Intel has snapped up deep learning chip specialist Habana Labs in a $2bn (£1.5bn) bid to capitalise on the rising demand for AI processors.
The tech giant predicts that the market for such chips will grow to more than $25bn (£18.8bn) by 2024, driven largely by their use in data centres.
Habana Labs, which was founded just three years ago, has produced a “Gaudi” AI training processor that is currently being tested by a number of “hyperscale customers”, Intel said.
The US firm, which intends to offset slowing demand for PC chips by expanding its data centre business, claims that it will generate $3.5bn (£2.6bn) in AI revenue this year.
According to unofficial estimates published in June, Intel’s data centre division now accounts for 40 per cent of the company’s value. It expects that the market for AI chips in data centres will exceed $10bn (£7.5bn) by 2024.
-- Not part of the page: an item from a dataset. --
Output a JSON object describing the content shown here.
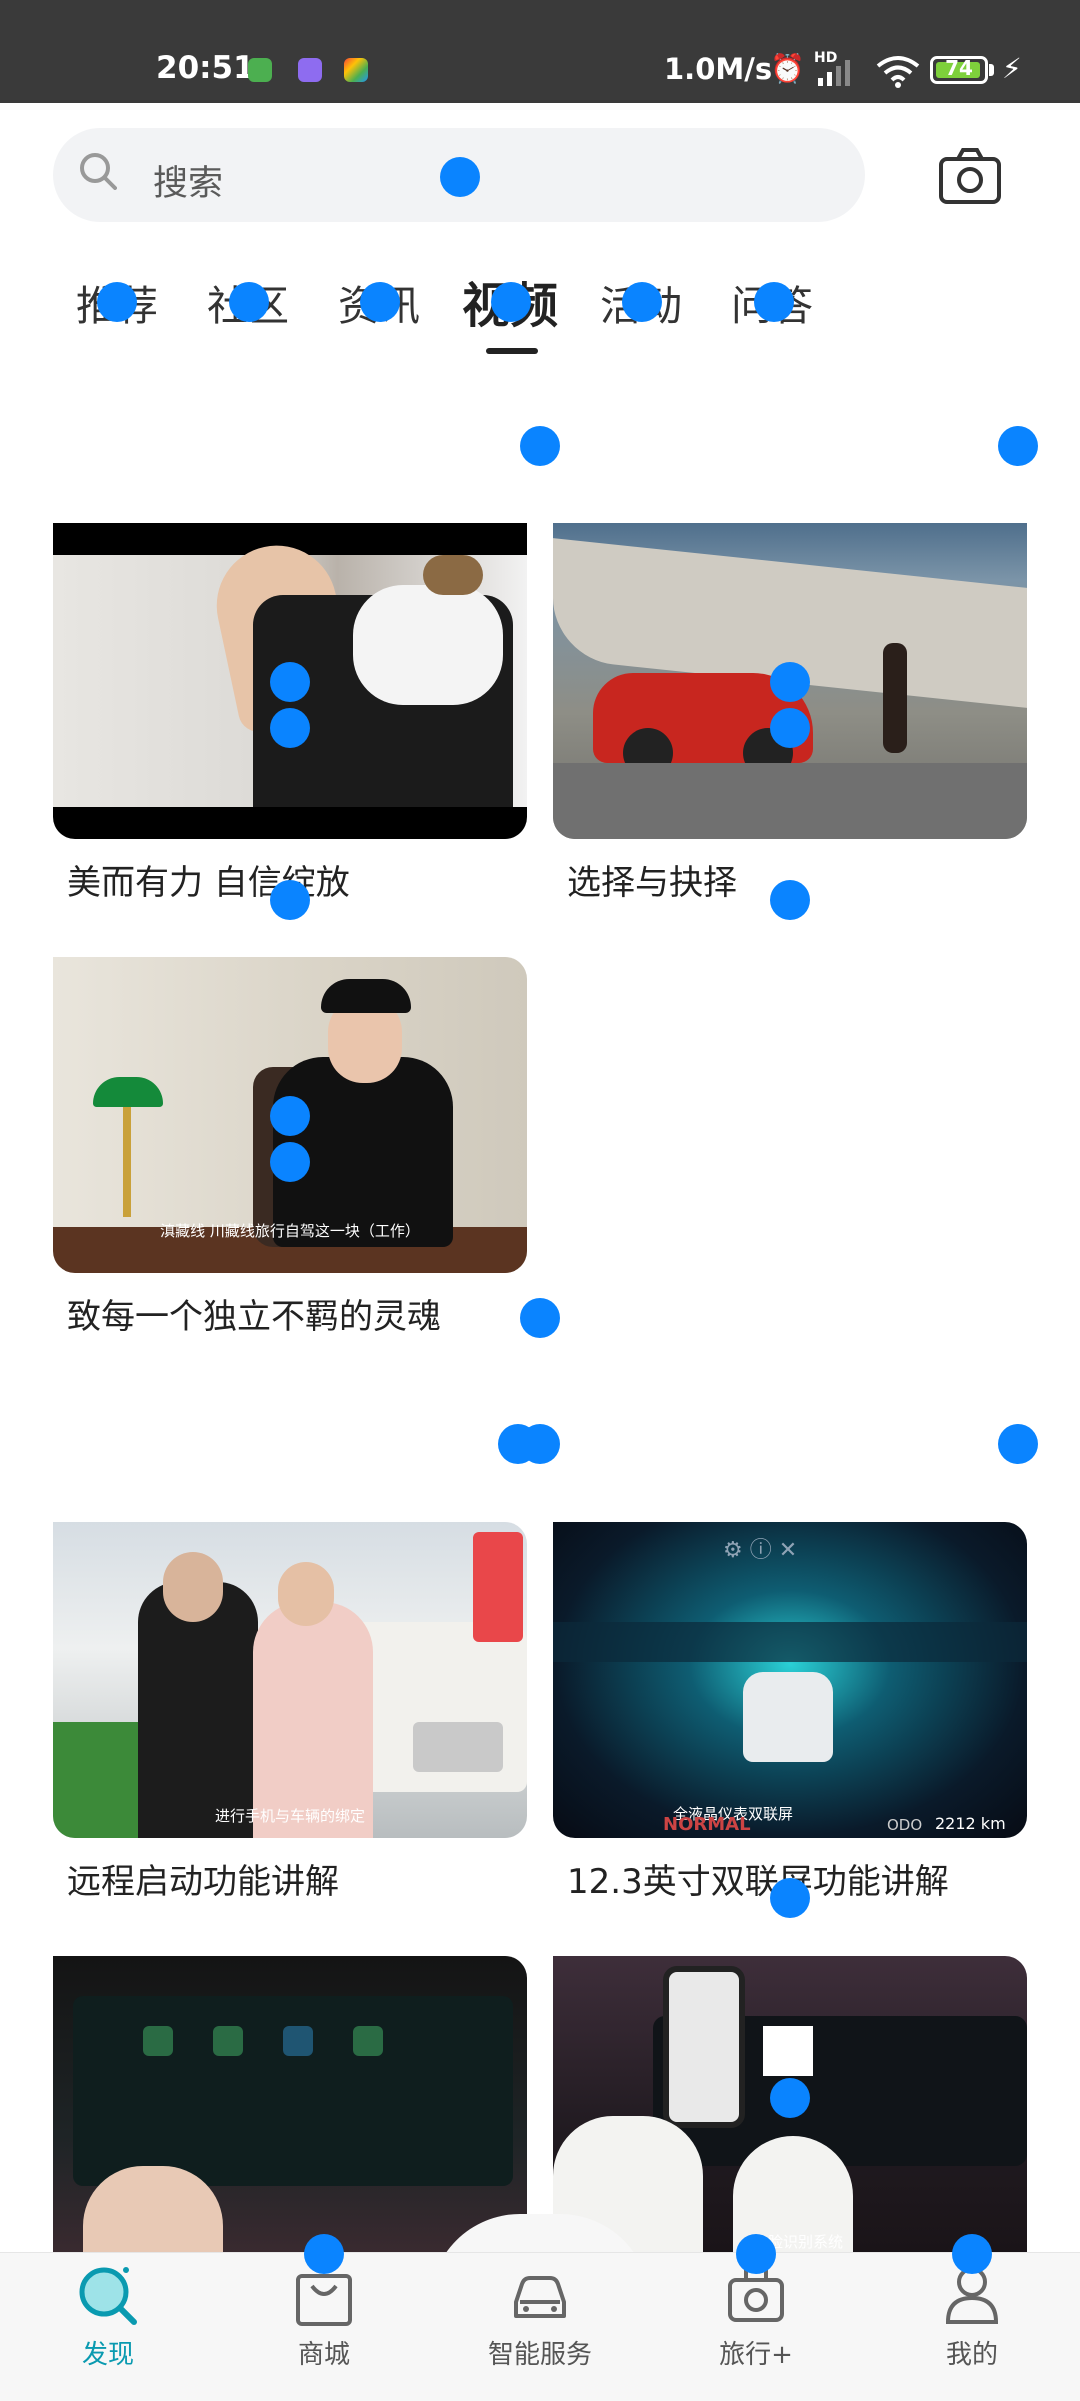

Navin Shenoy, general manager of Intel’s data platforms group, said the acquisition would advance the company’s AI strategy: “We know that customers are looking for ease of programmability with purpose-built AI solutions, as well as superior, scalable performance on a wide variety of workloads and neural network topologies. That’s why we’re thrilled to have an AI team of Habana’s caliber with a proven track record of execution joining Intel.”
Habana chief executive David Dahan added: “We have been fortunate to get to know and collaborate with Intel given its investment in Habana, and we’re thrilled to be officially joining the team.”
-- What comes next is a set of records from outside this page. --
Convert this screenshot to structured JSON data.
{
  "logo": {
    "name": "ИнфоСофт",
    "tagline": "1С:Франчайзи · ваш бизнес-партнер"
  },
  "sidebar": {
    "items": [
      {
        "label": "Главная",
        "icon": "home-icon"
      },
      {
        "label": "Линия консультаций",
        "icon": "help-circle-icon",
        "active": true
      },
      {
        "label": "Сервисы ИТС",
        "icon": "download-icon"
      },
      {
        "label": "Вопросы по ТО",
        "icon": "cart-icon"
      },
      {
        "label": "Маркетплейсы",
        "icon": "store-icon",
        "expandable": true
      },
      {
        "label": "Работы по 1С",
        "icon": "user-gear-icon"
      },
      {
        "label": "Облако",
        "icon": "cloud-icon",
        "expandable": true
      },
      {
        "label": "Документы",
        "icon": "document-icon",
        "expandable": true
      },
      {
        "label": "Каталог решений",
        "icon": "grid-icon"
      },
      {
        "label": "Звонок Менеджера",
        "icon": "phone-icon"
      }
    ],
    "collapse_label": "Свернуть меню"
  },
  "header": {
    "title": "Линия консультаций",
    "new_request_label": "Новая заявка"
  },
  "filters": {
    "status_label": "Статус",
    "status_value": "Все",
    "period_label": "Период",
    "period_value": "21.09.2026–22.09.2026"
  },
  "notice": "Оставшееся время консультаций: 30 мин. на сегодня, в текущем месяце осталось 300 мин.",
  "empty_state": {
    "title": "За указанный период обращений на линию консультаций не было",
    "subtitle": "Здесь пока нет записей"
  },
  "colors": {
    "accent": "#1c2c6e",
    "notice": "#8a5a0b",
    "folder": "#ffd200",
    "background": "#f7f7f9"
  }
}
Habana’s existing management team is set to remain in place and the company will continue to operate as a separate unit.